News

After a slow start thanks to snow and ice wreaking havoc on legislative meeting schedules for the past two weeks, members of the House K-12 Education committee finally gathered this morning to get acquainted and begin moving legislation.

Rep. Craig Horn (R-Union), co-chair of the committee, introduced House Bill 18, “Planning Year for CIHS,” which would provide institutions seeking Cooperative Innovative High School (CIHS) status (also known as early college high schools) with a planning year prior to opening.

Members of the committee approved the bill, but stripped its $750,000 appropriation that was recommended by the House Study Committee on Education Innovation.

Also up for debate was HB35, “Education Innovation Task Force,” which Rep. Elmore said would offer a more permanent solution for the work of the Education Innovation study committee by establishing a permanent entity to examine innovative practices happening in schools across the state of North Carolina.

The task force would comprise 19 politically appointed members that would include teachers, parents, administrators and lawmakers.

Rep. Jimmy Dixon (R-Duplin, Wayne) stressed the importance of choosing for the task force teachers and school officials who are near the end of their careers. “I have found in my district a tremendous hesitancy for school teachers and school personnel to speak up out of various concerns that they have from the administrative level,” said Dixon.

“There’s great wisdom to be gained once teachers who have been in the trenches for a long time understand where the problems are and are unencumbered by the fear of retaliation if they speak up,” said Dixon.

Members approved HB35.

Earlier this morning, the joint education appropriations committee met to continue the orientation process before getting down to work on the state education budget. For a thorough look at how the state funds North Carolina’s schools, check out this presentation by the Fiscal Research Division’s Brian Matteson.

NC Budget and Tax Center

Senate Bill 20 passed another hurdle this morning, moving out of House Finance and to the floor for a full vote.  As I recently highlighted, state lawmakers are pursing tax changes that would further shift responsibility for paying for public investments and services to low- and middle-income taxpayers and away from the wealthy and profitable corporations.

Senate Bill 20 includes a provision that would no longer allow taxpayers to deduct expenses for tuition and related expenses such as course-related books, supplies, and equipment. The federal tax code includes this deduction, but state lawmakers are proposing that the deduction be done away with.

Eliminating this deduction would come at a time when North Carolina students and families have seen a steady increase in the cost of a college education. And this trend will likely continue, as another round of tuition increases look to be on the horizon for students attending public universities in the state.
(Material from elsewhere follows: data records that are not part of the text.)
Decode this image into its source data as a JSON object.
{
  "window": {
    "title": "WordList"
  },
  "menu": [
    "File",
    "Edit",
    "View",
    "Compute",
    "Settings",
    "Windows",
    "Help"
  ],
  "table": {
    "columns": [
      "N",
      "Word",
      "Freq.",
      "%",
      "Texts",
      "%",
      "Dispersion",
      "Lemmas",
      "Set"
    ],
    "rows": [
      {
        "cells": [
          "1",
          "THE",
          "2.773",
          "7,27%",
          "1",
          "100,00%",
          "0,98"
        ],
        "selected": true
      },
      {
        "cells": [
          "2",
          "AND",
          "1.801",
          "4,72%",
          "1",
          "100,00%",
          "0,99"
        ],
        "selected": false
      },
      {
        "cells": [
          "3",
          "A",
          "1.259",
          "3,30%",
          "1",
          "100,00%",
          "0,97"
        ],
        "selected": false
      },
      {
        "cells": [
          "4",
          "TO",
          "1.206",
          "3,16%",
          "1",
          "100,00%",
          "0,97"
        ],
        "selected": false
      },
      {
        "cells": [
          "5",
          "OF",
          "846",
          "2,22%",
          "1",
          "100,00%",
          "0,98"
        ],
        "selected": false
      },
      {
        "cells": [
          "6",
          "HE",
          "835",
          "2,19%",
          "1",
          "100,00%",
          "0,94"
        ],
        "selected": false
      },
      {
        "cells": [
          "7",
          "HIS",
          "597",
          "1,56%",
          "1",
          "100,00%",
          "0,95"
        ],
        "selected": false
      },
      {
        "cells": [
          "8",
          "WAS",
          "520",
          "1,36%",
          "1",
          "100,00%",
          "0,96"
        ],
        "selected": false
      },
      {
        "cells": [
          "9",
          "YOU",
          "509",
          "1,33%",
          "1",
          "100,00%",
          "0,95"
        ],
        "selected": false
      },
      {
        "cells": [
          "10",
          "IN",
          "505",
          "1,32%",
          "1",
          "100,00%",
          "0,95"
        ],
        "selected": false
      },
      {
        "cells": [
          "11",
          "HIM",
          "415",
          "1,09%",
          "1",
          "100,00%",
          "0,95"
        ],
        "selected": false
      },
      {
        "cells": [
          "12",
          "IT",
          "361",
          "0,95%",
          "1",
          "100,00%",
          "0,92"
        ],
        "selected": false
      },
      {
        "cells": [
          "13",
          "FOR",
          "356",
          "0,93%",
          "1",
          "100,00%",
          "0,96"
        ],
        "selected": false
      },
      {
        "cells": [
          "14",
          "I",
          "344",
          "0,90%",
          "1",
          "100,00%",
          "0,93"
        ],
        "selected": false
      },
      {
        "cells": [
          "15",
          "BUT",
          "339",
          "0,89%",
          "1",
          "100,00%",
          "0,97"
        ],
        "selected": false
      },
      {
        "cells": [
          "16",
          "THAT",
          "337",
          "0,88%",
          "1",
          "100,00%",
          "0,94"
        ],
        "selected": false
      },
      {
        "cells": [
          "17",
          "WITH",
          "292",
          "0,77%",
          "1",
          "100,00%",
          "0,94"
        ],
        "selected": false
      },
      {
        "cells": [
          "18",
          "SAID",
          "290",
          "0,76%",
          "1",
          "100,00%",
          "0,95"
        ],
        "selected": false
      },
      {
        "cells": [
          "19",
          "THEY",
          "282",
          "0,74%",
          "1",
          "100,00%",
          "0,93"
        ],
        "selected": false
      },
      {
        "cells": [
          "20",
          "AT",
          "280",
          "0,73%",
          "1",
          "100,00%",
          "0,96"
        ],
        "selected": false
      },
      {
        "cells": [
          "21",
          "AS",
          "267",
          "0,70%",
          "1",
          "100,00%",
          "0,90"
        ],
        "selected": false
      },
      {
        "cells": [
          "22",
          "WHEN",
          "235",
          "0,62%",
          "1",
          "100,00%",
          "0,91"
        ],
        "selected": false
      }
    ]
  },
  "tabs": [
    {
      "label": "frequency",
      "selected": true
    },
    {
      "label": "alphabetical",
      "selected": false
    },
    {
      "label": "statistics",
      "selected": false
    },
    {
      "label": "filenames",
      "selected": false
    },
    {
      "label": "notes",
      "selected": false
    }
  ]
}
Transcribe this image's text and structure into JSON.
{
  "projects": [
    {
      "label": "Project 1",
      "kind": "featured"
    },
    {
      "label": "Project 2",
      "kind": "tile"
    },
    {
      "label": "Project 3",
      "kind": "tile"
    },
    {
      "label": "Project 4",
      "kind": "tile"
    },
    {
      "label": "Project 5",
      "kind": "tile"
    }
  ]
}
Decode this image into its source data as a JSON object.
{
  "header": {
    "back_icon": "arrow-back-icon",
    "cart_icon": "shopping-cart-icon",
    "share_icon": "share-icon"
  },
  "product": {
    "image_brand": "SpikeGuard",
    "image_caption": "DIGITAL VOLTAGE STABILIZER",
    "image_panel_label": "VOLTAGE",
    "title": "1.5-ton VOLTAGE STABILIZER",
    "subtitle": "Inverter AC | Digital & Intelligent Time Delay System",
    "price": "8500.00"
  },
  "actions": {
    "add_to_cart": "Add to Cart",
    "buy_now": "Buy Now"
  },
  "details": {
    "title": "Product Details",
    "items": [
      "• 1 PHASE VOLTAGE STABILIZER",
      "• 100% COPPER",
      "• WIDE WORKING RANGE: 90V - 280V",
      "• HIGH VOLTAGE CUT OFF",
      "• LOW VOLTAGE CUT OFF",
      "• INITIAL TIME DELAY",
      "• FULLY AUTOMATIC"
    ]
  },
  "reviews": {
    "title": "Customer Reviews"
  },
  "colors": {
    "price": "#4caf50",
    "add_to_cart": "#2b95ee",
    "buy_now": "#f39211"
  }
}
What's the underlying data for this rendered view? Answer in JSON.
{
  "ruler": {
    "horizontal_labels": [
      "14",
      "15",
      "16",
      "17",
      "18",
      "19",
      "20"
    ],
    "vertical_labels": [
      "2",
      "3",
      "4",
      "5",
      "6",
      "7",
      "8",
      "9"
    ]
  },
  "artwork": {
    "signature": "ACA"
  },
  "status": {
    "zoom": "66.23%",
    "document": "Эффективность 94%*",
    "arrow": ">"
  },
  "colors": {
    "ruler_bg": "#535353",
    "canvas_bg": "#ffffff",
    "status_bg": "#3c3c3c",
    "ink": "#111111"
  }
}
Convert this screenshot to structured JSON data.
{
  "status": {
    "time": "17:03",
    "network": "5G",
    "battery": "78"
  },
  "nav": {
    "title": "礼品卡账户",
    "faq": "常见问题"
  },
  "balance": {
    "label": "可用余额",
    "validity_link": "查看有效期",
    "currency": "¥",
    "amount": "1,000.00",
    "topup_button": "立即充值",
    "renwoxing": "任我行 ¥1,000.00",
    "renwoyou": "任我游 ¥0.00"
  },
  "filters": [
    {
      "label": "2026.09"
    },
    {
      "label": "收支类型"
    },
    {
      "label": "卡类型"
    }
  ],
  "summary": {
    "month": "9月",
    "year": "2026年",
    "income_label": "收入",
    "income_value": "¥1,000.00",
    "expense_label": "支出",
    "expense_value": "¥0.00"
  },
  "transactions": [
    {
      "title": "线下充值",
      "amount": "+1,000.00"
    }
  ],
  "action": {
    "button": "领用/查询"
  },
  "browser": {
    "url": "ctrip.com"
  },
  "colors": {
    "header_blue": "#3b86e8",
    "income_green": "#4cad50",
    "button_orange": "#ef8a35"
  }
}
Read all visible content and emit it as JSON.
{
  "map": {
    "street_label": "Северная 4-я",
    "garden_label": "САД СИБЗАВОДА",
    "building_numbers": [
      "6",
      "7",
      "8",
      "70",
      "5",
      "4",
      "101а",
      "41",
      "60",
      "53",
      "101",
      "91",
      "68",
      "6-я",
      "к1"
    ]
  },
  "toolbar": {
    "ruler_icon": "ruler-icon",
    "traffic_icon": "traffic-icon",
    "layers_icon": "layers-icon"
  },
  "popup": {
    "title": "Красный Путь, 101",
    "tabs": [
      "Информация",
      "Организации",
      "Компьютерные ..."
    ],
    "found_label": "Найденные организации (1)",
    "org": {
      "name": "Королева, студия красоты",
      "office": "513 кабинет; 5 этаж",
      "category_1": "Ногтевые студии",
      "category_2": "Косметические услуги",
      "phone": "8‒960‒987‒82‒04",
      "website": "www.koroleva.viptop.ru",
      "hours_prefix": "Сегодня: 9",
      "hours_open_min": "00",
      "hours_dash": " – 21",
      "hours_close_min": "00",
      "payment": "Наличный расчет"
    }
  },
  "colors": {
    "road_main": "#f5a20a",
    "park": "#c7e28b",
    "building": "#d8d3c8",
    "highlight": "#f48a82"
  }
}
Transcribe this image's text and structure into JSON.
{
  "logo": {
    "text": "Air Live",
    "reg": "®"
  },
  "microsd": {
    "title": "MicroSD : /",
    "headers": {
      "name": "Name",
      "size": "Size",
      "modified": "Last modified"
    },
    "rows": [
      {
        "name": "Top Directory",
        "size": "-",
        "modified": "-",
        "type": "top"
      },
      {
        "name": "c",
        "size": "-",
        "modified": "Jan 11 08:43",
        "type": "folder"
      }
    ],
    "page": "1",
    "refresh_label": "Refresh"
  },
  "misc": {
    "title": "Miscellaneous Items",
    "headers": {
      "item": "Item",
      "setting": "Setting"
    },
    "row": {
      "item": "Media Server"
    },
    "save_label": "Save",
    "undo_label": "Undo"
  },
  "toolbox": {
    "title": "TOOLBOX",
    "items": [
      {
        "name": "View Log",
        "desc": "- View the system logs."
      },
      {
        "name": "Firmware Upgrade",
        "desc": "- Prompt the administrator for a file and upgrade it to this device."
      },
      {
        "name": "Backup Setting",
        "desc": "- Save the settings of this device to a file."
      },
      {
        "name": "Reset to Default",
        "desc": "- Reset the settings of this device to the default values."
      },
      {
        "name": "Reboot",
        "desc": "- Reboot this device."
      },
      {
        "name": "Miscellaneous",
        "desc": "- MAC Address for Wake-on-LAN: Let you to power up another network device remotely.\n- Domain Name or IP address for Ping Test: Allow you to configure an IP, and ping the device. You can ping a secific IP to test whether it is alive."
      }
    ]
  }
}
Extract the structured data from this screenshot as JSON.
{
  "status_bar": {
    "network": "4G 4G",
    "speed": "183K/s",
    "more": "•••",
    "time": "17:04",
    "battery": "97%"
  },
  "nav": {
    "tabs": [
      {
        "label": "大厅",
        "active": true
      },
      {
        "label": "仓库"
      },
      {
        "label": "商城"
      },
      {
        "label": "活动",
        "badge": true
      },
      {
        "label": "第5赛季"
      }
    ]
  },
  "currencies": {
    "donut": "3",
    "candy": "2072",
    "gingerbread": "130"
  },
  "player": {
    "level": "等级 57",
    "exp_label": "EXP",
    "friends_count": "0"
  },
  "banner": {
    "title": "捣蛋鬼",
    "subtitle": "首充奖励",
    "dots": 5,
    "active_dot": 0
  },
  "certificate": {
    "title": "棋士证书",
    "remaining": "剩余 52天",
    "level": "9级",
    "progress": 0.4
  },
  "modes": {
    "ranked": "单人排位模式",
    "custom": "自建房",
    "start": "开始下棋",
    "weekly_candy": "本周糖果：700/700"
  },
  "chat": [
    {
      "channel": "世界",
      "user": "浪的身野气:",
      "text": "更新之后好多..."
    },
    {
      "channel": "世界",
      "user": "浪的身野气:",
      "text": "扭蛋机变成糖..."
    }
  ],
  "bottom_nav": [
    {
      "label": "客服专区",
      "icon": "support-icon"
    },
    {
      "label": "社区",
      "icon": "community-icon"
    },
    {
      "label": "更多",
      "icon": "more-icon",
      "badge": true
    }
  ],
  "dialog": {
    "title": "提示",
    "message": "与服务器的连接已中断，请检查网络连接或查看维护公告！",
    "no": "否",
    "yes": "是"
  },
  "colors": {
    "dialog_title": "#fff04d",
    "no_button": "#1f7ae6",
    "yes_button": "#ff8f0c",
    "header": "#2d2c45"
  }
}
Meanwhile, state funding for need-based financial aid has not increased in recent years, meaning students likely have to incur increasing amounts of student loan debt. Read More